■ **Information**
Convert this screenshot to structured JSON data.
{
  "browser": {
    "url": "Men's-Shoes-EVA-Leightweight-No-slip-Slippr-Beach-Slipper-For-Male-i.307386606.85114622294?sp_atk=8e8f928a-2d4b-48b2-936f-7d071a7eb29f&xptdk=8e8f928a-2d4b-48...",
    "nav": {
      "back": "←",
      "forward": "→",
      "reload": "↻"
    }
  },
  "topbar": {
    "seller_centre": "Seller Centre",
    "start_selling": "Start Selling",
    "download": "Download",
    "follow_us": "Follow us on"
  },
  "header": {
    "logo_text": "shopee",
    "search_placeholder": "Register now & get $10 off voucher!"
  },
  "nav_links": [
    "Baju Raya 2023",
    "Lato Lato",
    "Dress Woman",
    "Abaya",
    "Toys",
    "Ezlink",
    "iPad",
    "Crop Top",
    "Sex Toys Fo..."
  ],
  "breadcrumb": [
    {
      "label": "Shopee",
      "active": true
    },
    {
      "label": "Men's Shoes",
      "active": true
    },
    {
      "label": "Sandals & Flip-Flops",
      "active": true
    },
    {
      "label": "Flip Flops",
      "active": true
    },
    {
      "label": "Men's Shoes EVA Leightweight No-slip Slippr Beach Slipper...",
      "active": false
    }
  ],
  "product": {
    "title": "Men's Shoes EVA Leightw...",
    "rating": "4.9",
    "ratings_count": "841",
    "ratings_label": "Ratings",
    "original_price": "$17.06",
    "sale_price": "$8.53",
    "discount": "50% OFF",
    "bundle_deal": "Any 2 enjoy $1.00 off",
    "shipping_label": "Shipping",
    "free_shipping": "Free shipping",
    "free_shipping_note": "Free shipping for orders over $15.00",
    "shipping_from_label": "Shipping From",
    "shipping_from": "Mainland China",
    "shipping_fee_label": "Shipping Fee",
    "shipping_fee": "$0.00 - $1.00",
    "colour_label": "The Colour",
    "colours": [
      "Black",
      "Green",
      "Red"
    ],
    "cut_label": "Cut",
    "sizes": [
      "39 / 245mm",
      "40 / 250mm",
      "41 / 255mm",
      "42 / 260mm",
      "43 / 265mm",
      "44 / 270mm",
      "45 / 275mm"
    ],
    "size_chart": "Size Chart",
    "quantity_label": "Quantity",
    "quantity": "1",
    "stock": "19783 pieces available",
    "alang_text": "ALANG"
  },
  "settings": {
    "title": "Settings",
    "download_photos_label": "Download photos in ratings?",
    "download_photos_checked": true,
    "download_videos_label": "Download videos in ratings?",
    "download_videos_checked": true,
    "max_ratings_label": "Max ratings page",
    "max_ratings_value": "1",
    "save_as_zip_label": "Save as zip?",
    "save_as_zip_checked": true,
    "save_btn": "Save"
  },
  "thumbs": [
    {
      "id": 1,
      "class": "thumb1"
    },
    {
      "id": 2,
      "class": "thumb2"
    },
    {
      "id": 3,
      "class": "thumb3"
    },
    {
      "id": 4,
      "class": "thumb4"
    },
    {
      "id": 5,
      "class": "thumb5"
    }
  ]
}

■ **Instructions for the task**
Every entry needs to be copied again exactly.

■ **Result**
Convert this screenshot to structured JSON data.
{
  "browser": {
    "url": "Men's-Shoes-EVA-Leightweight-No-slip-Slippr-Beach-Slipper-For-Male-i.307386606.85114622294?sp_atk=8e8f928a-2d4b-48b2-936f-7d071a7eb29f&xptdk=8e8f928a-2d4b-48...",
    "nav": {
      "back": "←",
      "forward": "→",
      "reload": "↻"
    }
  },
  "topbar": {
    "seller_centre": "Seller Centre",
    "start_selling": "Start Selling",
    "download": "Download",
    "follow_us": "Follow us on"
  },
  "header": {
    "logo_text": "shopee",
    "search_placeholder": "Register now & get $10 off voucher!"
  },
  "nav_links": [
    "Baju Raya 2023",
    "Lato Lato",
    "Dress Woman",
    "Abaya",
    "Toys",
    "Ezlink",
    "iPad",
    "Crop Top",
    "Sex Toys Fo..."
  ],
  "breadcrumb": [
    {
      "label": "Shopee",
      "active": true
    },
    {
      "label": "Men's Shoes",
      "active": true
    },
    {
      "label": "Sandals & Flip-Flops",
      "active": true
    },
    {
      "label": "Flip Flops",
      "active": true
    },
    {
      "label": "Men's Shoes EVA Leightweight No-slip Slippr Beach Slipper...",
      "active": false
    }
  ],
  "product": {
    "title": "Men's Shoes EVA Leightw...",
    "rating": "4.9",
    "ratings_count": "841",
    "ratings_label": "Ratings",
    "original_price": "$17.06",
    "sale_price": "$8.53",
    "discount": "50% OFF",
    "bundle_deal": "Any 2 enjoy $1.00 off",
    "shipping_label": "Shipping",
    "free_shipping": "Free shipping",
    "free_shipping_note": "Free shipping for orders over $15.00",
    "shipping_from_label": "Shipping From",
    "shipping_from": "Mainland China",
    "shipping_fee_label": "Shipping Fee",
    "shipping_fee": "$0.00 - $1.00",
    "colour_label": "The Colour",
    "colours": [
      "Black",
      "Green",
      "Red"
    ],
    "cut_label": "Cut",
    "sizes": [
      "39 / 245mm",
      "40 / 250mm",
      "41 / 255mm",
      "42 / 260mm",
      "43 / 265mm",
      "44 / 270mm",
      "45 / 275mm"
    ],
    "size_chart": "Size Chart",
    "quantity_label": "Quantity",
    "quantity": "1",
    "stock": "19783 pieces available",
    "alang_text": "ALANG"
  },
  "settings": {
    "title": "Settings",
    "download_photos_label": "Download photos in ratings?",
    "download_photos_checked": true,
    "download_videos_label": "Download videos in ratings?",
    "download_videos_checked": true,
    "max_ratings_label": "Max ratings page",
    "max_ratings_value": "1",
    "save_as_zip_label": "Save as zip?",
    "save_as_zip_checked": true,
    "save_btn": "Save"
  },
  "thumbs": [
    {
      "id": 1,
      "class": "thumb1"
    },
    {
      "id": 2,
      "class": "thumb2"
    },
    {
      "id": 3,
      "class": "thumb3"
    },
    {
      "id": 4,
      "class": "thumb4"
    },
    {
      "id": 5,
      "class": "thumb5"
    }
  ]
}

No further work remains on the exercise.